## Try it
Without including any pictures, return the records below exactly as written.

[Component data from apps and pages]
# # #

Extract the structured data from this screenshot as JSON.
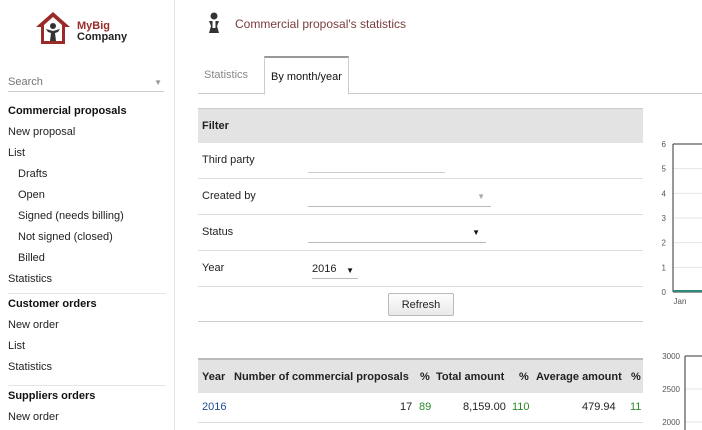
{
  "sidebar": {
    "logo": {
      "line1": "MyBig",
      "line2": "Company"
    },
    "search_placeholder": "Search",
    "sections": [
      {
        "title": "Commercial proposals",
        "items": [
          {
            "label": "New proposal",
            "sub": false
          },
          {
            "label": "List",
            "sub": false
          },
          {
            "label": "Drafts",
            "sub": true
          },
          {
            "label": "Open",
            "sub": true
          },
          {
            "label": "Signed (needs billing)",
            "sub": true
          },
          {
            "label": "Not signed (closed)",
            "sub": true
          },
          {
            "label": "Billed",
            "sub": true
          },
          {
            "label": "Statistics",
            "sub": false
          }
        ]
      },
      {
        "title": "Customer orders",
        "items": [
          {
            "label": "New order",
            "sub": false
          },
          {
            "label": "List",
            "sub": false
          },
          {
            "label": "Statistics",
            "sub": false
          }
        ]
      },
      {
        "title": "Suppliers orders",
        "items": [
          {
            "label": "New order",
            "sub": false
          }
        ]
      }
    ]
  },
  "header": {
    "title": "Commercial proposal's statistics"
  },
  "tabs": [
    {
      "label": "Statistics",
      "active": false
    },
    {
      "label": "By month/year",
      "active": true
    }
  ],
  "filter": {
    "heading": "Filter",
    "third_party_label": "Third party",
    "third_party_value": "",
    "created_by_label": "Created by",
    "status_label": "Status",
    "year_label": "Year",
    "year_value": "2016",
    "refresh_label": "Refresh"
  },
  "stats_table": {
    "headers": [
      "Year",
      "Number of commercial proposals",
      "%",
      "Total amount",
      "%",
      "Average amount",
      "%"
    ],
    "rows": [
      {
        "year": "2016",
        "count": "17",
        "count_pct": "89",
        "total": "8,159.00",
        "total_pct": "110",
        "avg": "479.94",
        "avg_pct": "11"
      }
    ]
  },
  "chart_data": [
    {
      "type": "line",
      "y_ticks": [
        "0",
        "1",
        "2",
        "3",
        "4",
        "5",
        "6"
      ],
      "x_ticks": [
        "Jan"
      ],
      "ylim": [
        0,
        6
      ]
    },
    {
      "type": "line",
      "y_ticks": [
        "2000",
        "2500",
        "3000"
      ],
      "ylim": [
        1500,
        3000
      ]
    }
  ],
  "colors": {
    "title_accent": "#7a3c3c",
    "link": "#1f4e8c",
    "positive_pct": "#2a8a2a",
    "series1": "#2e8b7a"
  }
}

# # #

## Answer space
Extract the structured data from this screenshot as JSON.
{
  "sidebar": {
    "logo": {
      "line1": "MyBig",
      "line2": "Company"
    },
    "search_placeholder": "Search",
    "sections": [
      {
        "title": "Commercial proposals",
        "items": [
          {
            "label": "New proposal",
            "sub": false
          },
          {
            "label": "List",
            "sub": false
          },
          {
            "label": "Drafts",
            "sub": true
          },
          {
            "label": "Open",
            "sub": true
          },
          {
            "label": "Signed (needs billing)",
            "sub": true
          },
          {
            "label": "Not signed (closed)",
            "sub": true
          },
          {
            "label": "Billed",
            "sub": true
          },
          {
            "label": "Statistics",
            "sub": false
          }
        ]
      },
      {
        "title": "Customer orders",
        "items": [
          {
            "label": "New order",
            "sub": false
          },
          {
            "label": "List",
            "sub": false
          },
          {
            "label": "Statistics",
            "sub": false
          }
        ]
      },
      {
        "title": "Suppliers orders",
        "items": [
          {
            "label": "New order",
            "sub": false
          }
        ]
      }
    ]
  },
  "header": {
    "title": "Commercial proposal's statistics"
  },
  "tabs": [
    {
      "label": "Statistics",
      "active": false
    },
    {
      "label": "By month/year",
      "active": true
    }
  ],
  "filter": {
    "heading": "Filter",
    "third_party_label": "Third party",
    "third_party_value": "",
    "created_by_label": "Created by",
    "status_label": "Status",
    "year_label": "Year",
    "year_value": "2016",
    "refresh_label": "Refresh"
  },
  "stats_table": {
    "headers": [
      "Year",
      "Number of commercial proposals",
      "%",
      "Total amount",
      "%",
      "Average amount",
      "%"
    ],
    "rows": [
      {
        "year": "2016",
        "count": "17",
        "count_pct": "89",
        "total": "8,159.00",
        "total_pct": "110",
        "avg": "479.94",
        "avg_pct": "11"
      }
    ]
  },
  "chart_data": [
    {
      "type": "line",
      "y_ticks": [
        "0",
        "1",
        "2",
        "3",
        "4",
        "5",
        "6"
      ],
      "x_ticks": [
        "Jan"
      ],
      "ylim": [
        0,
        6
      ]
    },
    {
      "type": "line",
      "y_ticks": [
        "2000",
        "2500",
        "3000"
      ],
      "ylim": [
        1500,
        3000
      ]
    }
  ],
  "colors": {
    "title_accent": "#7a3c3c",
    "link": "#1f4e8c",
    "positive_pct": "#2a8a2a",
    "series1": "#2e8b7a"
  }
}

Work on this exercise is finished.